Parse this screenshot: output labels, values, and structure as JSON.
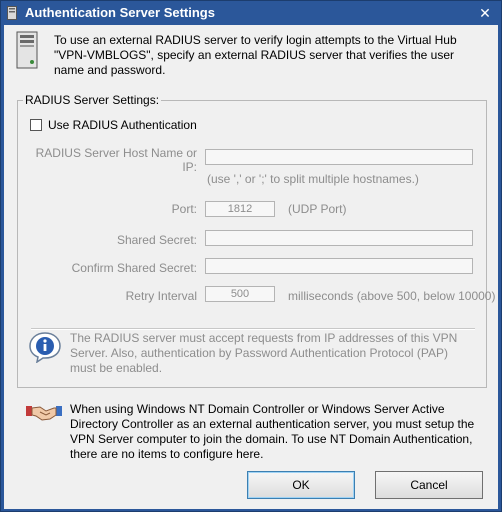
{
  "window": {
    "title": "Authentication Server Settings",
    "close_glyph": "✕"
  },
  "intro": {
    "text": "To use an external RADIUS server to verify login attempts to the Virtual Hub \"VPN-VMBLOGS\", specify an external RADIUS server that verifies the user name and password."
  },
  "radius_group": {
    "label": "RADIUS Server Settings:",
    "use_radius_label": "Use RADIUS Authentication",
    "use_radius_checked": false,
    "host_label": "RADIUS Server Host Name or IP:",
    "host_value": "",
    "host_hint": "(use ',' or ';' to split multiple hostnames.)",
    "port_label": "Port:",
    "port_value": "1812",
    "port_hint": "(UDP Port)",
    "secret_label": "Shared Secret:",
    "secret_value": "",
    "confirm_label": "Confirm Shared Secret:",
    "confirm_value": "",
    "retry_label": "Retry Interval",
    "retry_value": "500",
    "retry_hint": "milliseconds (above 500, below 10000)",
    "info_text": "The RADIUS server must accept requests from IP addresses of this VPN Server. Also, authentication by Password Authentication Protocol (PAP) must be enabled."
  },
  "nt_domain": {
    "text": "When using Windows NT Domain Controller or Windows Server Active Directory Controller as an external authentication server, you must setup the VPN Server computer to join the domain. To use NT Domain Authentication, there are no items to configure here."
  },
  "buttons": {
    "ok": "OK",
    "cancel": "Cancel"
  },
  "colors": {
    "titlebar": "#2b579a",
    "disabled_text": "#8d8d8d"
  }
}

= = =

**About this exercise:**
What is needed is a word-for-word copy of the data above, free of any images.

**Finished exercise:**
Parse this screenshot: output labels, values, and structure as JSON.
{
  "window": {
    "title": "Authentication Server Settings",
    "close_glyph": "✕"
  },
  "intro": {
    "text": "To use an external RADIUS server to verify login attempts to the Virtual Hub \"VPN-VMBLOGS\", specify an external RADIUS server that verifies the user name and password."
  },
  "radius_group": {
    "label": "RADIUS Server Settings:",
    "use_radius_label": "Use RADIUS Authentication",
    "use_radius_checked": false,
    "host_label": "RADIUS Server Host Name or IP:",
    "host_value": "",
    "host_hint": "(use ',' or ';' to split multiple hostnames.)",
    "port_label": "Port:",
    "port_value": "1812",
    "port_hint": "(UDP Port)",
    "secret_label": "Shared Secret:",
    "secret_value": "",
    "confirm_label": "Confirm Shared Secret:",
    "confirm_value": "",
    "retry_label": "Retry Interval",
    "retry_value": "500",
    "retry_hint": "milliseconds (above 500, below 10000)",
    "info_text": "The RADIUS server must accept requests from IP addresses of this VPN Server. Also, authentication by Password Authentication Protocol (PAP) must be enabled."
  },
  "nt_domain": {
    "text": "When using Windows NT Domain Controller or Windows Server Active Directory Controller as an external authentication server, you must setup the VPN Server computer to join the domain. To use NT Domain Authentication, there are no items to configure here."
  },
  "buttons": {
    "ok": "OK",
    "cancel": "Cancel"
  },
  "colors": {
    "titlebar": "#2b579a",
    "disabled_text": "#8d8d8d"
  }
}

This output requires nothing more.